(Records contained in a dataset)
^^^^^^^^

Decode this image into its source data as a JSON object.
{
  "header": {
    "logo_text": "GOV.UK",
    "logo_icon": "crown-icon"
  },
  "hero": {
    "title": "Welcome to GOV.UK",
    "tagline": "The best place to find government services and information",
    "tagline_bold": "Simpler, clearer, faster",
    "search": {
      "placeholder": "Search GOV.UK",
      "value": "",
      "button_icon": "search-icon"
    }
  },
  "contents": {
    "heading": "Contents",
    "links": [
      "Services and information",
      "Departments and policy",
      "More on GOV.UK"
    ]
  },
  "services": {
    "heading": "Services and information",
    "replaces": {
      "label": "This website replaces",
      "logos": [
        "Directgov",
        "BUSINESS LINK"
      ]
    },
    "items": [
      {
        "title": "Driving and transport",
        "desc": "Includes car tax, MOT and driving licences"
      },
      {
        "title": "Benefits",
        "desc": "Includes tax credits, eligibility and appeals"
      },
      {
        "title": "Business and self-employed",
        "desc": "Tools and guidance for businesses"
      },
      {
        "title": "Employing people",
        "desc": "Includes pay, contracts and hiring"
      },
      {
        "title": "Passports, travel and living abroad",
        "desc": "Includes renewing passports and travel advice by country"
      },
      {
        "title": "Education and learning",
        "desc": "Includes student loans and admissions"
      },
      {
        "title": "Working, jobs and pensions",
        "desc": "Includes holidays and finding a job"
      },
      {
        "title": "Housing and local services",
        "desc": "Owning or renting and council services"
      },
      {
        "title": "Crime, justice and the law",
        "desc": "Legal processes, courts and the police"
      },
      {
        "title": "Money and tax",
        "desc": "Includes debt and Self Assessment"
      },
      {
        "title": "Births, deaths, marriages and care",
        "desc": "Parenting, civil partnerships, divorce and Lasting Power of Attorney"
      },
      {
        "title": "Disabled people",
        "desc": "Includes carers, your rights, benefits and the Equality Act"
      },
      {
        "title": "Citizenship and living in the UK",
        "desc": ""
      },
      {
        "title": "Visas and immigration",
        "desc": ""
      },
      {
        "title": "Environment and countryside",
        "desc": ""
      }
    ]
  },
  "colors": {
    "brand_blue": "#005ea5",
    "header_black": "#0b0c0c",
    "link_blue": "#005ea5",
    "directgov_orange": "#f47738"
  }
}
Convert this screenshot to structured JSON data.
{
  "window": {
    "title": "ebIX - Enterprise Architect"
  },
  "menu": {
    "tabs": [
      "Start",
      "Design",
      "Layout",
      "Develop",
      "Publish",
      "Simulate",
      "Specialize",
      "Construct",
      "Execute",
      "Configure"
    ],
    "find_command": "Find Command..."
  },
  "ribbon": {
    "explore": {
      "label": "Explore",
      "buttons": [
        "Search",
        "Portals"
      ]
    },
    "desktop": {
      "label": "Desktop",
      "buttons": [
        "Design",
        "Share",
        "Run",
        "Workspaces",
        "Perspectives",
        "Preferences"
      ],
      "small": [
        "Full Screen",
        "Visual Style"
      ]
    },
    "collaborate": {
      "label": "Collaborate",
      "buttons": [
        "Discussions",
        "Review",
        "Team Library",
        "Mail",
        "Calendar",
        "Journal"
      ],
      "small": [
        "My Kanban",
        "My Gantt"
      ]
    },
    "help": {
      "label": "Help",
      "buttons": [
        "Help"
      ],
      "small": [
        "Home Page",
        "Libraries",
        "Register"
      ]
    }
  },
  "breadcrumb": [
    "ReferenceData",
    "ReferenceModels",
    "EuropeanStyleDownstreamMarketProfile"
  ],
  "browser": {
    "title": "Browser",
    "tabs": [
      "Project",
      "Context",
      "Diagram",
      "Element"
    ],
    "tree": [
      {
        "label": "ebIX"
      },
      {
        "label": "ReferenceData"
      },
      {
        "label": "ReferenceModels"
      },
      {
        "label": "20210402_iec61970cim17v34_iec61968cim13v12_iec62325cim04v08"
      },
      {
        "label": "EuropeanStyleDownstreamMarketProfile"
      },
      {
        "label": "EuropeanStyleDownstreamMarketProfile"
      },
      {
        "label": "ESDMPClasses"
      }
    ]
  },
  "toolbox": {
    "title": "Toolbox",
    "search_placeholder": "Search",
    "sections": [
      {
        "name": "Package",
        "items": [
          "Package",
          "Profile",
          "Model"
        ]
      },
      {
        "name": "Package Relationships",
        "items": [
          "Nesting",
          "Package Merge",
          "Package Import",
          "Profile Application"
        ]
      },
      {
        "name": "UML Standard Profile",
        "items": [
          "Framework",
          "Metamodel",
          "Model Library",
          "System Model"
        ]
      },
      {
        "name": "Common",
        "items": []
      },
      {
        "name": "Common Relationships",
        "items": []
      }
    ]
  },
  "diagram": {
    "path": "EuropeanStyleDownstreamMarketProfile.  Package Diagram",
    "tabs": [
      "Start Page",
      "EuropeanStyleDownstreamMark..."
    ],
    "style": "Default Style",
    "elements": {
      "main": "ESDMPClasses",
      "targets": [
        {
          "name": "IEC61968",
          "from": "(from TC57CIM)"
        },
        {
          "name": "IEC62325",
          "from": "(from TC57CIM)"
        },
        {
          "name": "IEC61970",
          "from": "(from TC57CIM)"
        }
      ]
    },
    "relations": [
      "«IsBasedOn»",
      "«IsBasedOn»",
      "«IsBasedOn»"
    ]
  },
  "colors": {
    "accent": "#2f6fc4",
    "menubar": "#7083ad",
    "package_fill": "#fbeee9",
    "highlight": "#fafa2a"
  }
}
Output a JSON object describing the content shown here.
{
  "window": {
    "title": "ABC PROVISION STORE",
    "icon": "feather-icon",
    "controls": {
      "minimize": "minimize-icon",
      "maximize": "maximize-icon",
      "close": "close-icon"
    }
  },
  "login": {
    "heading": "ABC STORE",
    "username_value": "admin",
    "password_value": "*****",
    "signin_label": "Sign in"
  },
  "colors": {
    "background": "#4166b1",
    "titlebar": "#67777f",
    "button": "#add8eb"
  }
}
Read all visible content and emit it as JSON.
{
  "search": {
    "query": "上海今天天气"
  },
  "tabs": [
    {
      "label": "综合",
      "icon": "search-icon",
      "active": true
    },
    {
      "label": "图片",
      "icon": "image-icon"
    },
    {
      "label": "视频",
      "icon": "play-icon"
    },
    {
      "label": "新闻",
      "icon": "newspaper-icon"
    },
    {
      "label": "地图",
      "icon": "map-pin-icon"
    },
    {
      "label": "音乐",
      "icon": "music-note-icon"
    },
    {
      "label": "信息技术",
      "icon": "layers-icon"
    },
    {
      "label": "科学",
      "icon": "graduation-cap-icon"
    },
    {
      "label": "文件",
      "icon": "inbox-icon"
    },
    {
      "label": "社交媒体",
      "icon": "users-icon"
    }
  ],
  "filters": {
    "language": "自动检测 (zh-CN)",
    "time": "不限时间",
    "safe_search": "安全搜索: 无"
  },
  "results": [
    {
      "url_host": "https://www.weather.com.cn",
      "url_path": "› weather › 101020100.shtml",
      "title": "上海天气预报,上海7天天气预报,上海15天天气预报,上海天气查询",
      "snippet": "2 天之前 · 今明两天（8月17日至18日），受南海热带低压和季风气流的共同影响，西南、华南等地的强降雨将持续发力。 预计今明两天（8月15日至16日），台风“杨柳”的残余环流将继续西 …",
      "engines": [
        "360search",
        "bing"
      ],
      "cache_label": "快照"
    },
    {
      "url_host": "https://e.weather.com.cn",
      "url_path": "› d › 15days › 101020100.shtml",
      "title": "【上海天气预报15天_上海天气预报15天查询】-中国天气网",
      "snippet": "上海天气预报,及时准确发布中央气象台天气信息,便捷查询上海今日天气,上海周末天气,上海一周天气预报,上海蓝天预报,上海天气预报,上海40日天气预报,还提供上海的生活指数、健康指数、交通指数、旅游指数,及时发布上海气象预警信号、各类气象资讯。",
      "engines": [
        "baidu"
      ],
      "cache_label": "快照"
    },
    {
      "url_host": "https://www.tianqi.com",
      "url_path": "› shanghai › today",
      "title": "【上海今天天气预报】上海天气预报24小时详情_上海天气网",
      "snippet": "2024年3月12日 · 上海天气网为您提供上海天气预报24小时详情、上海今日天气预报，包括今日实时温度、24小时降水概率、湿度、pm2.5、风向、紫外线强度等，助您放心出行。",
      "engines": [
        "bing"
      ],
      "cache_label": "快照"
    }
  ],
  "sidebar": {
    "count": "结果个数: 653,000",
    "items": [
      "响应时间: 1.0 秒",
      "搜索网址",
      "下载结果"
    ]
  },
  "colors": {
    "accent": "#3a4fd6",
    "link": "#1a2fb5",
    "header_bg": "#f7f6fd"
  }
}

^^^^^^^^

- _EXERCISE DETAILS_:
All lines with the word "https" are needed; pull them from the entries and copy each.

- _EXERCISE OUTPUT_:
      "url_host": "https://www.weather.com.cn",
      "url_host": "https://e.weather.com.cn",
      "url_host": "https://www.tianqi.com",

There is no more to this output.